EXERCISE BRIEF:
Could you please repeat the data below word for word?

RECORDED DATA:
══════

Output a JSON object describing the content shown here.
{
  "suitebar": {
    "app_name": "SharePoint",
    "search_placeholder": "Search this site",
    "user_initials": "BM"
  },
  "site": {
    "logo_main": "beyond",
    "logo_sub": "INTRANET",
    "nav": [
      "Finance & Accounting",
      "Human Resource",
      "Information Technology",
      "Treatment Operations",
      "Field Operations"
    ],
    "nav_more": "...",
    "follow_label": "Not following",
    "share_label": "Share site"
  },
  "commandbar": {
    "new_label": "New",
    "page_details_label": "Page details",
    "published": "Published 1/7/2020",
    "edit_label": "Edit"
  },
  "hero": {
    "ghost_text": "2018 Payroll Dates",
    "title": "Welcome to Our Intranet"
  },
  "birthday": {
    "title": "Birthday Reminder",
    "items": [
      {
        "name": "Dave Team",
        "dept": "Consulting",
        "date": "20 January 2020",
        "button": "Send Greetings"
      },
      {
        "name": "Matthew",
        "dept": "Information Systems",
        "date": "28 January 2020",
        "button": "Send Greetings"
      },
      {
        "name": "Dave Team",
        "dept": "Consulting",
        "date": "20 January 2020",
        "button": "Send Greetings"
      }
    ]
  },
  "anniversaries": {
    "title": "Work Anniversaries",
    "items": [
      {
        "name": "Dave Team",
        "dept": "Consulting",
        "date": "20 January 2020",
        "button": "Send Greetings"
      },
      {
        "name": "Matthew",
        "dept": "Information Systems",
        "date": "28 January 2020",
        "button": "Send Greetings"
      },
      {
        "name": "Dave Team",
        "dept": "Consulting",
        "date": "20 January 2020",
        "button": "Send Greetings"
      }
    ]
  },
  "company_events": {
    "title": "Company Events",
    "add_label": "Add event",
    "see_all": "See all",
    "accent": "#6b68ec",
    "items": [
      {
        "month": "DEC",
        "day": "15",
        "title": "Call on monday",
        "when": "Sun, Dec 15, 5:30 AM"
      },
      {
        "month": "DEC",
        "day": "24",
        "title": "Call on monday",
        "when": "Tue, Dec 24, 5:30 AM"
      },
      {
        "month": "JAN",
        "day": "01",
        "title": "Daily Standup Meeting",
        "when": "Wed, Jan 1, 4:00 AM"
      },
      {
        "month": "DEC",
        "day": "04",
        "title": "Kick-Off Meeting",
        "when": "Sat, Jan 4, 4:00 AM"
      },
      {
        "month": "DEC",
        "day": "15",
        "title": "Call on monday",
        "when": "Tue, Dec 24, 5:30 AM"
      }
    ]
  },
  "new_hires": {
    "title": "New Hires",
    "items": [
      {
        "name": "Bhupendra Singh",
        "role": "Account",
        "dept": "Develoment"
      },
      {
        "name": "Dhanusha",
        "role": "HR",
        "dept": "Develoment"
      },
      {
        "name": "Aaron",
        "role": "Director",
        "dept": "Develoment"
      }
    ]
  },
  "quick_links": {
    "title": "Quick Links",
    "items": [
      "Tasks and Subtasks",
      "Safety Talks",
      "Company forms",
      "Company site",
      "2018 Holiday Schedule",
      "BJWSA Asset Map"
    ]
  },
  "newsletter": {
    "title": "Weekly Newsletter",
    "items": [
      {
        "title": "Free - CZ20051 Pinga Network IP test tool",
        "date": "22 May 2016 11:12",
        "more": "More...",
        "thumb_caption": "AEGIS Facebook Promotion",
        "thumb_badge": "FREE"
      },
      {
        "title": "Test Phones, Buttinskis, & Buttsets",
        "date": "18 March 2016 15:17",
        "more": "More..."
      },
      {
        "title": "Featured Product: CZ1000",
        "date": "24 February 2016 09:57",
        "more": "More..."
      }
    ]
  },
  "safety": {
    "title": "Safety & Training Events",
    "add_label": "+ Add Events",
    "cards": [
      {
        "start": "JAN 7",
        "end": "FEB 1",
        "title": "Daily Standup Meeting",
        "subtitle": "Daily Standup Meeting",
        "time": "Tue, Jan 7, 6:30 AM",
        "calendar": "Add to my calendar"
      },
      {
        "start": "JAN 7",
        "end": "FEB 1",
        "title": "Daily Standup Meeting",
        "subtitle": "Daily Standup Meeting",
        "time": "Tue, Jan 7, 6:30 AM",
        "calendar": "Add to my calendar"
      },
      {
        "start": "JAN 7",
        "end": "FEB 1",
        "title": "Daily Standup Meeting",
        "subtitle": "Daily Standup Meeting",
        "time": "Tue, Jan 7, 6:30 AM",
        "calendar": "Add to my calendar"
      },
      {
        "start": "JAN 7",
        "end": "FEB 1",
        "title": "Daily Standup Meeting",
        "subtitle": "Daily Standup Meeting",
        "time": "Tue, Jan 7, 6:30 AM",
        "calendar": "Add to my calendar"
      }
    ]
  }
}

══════

RESULT OF THIS TASK:
Output a JSON object describing the content shown here.
{
  "suitebar": {
    "app_name": "SharePoint",
    "search_placeholder": "Search this site",
    "user_initials": "BM"
  },
  "site": {
    "logo_main": "beyond",
    "logo_sub": "INTRANET",
    "nav": [
      "Finance & Accounting",
      "Human Resource",
      "Information Technology",
      "Treatment Operations",
      "Field Operations"
    ],
    "nav_more": "...",
    "follow_label": "Not following",
    "share_label": "Share site"
  },
  "commandbar": {
    "new_label": "New",
    "page_details_label": "Page details",
    "published": "Published 1/7/2020",
    "edit_label": "Edit"
  },
  "hero": {
    "ghost_text": "2018 Payroll Dates",
    "title": "Welcome to Our Intranet"
  },
  "birthday": {
    "title": "Birthday Reminder",
    "items": [
      {
        "name": "Dave Team",
        "dept": "Consulting",
        "date": "20 January 2020",
        "button": "Send Greetings"
      },
      {
        "name": "Matthew",
        "dept": "Information Systems",
        "date": "28 January 2020",
        "button": "Send Greetings"
      },
      {
        "name": "Dave Team",
        "dept": "Consulting",
        "date": "20 January 2020",
        "button": "Send Greetings"
      }
    ]
  },
  "anniversaries": {
    "title": "Work Anniversaries",
    "items": [
      {
        "name": "Dave Team",
        "dept": "Consulting",
        "date": "20 January 2020",
        "button": "Send Greetings"
      },
      {
        "name": "Matthew",
        "dept": "Information Systems",
        "date": "28 January 2020",
        "button": "Send Greetings"
      },
      {
        "name": "Dave Team",
        "dept": "Consulting",
        "date": "20 January 2020",
        "button": "Send Greetings"
      }
    ]
  },
  "company_events": {
    "title": "Company Events",
    "add_label": "Add event",
    "see_all": "See all",
    "accent": "#6b68ec",
    "items": [
      {
        "month": "DEC",
        "day": "15",
        "title": "Call on monday",
        "when": "Sun, Dec 15, 5:30 AM"
      },
      {
        "month": "DEC",
        "day": "24",
        "title": "Call on monday",
        "when": "Tue, Dec 24, 5:30 AM"
      },
      {
        "month": "JAN",
        "day": "01",
        "title": "Daily Standup Meeting",
        "when": "Wed, Jan 1, 4:00 AM"
      },
      {
        "month": "DEC",
        "day": "04",
        "title": "Kick-Off Meeting",
        "when": "Sat, Jan 4, 4:00 AM"
      },
      {
        "month": "DEC",
        "day": "15",
        "title": "Call on monday",
        "when": "Tue, Dec 24, 5:30 AM"
      }
    ]
  },
  "new_hires": {
    "title": "New Hires",
    "items": [
      {
        "name": "Bhupendra Singh",
        "role": "Account",
        "dept": "Develoment"
      },
      {
        "name": "Dhanusha",
        "role": "HR",
        "dept": "Develoment"
      },
      {
        "name": "Aaron",
        "role": "Director",
        "dept": "Develoment"
      }
    ]
  },
  "quick_links": {
    "title": "Quick Links",
    "items": [
      "Tasks and Subtasks",
      "Safety Talks",
      "Company forms",
      "Company site",
      "2018 Holiday Schedule",
      "BJWSA Asset Map"
    ]
  },
  "newsletter": {
    "title": "Weekly Newsletter",
    "items": [
      {
        "title": "Free - CZ20051 Pinga Network IP test tool",
        "date": "22 May 2016 11:12",
        "more": "More...",
        "thumb_caption": "AEGIS Facebook Promotion",
        "thumb_badge": "FREE"
      },
      {
        "title": "Test Phones, Buttinskis, & Buttsets",
        "date": "18 March 2016 15:17",
        "more": "More..."
      },
      {
        "title": "Featured Product: CZ1000",
        "date": "24 February 2016 09:57",
        "more": "More..."
      }
    ]
  },
  "safety": {
    "title": "Safety & Training Events",
    "add_label": "+ Add Events",
    "cards": [
      {
        "start": "JAN 7",
        "end": "FEB 1",
        "title": "Daily Standup Meeting",
        "subtitle": "Daily Standup Meeting",
        "time": "Tue, Jan 7, 6:30 AM",
        "calendar": "Add to my calendar"
      },
      {
        "start": "JAN 7",
        "end": "FEB 1",
        "title": "Daily Standup Meeting",
        "subtitle": "Daily Standup Meeting",
        "time": "Tue, Jan 7, 6:30 AM",
        "calendar": "Add to my calendar"
      },
      {
        "start": "JAN 7",
        "end": "FEB 1",
        "title": "Daily Standup Meeting",
        "subtitle": "Daily Standup Meeting",
        "time": "Tue, Jan 7, 6:30 AM",
        "calendar": "Add to my calendar"
      },
      {
        "start": "JAN 7",
        "end": "FEB 1",
        "title": "Daily Standup Meeting",
        "subtitle": "Daily Standup Meeting",
        "time": "Tue, Jan 7, 6:30 AM",
        "calendar": "Add to my calendar"
      }
    ]
  }
}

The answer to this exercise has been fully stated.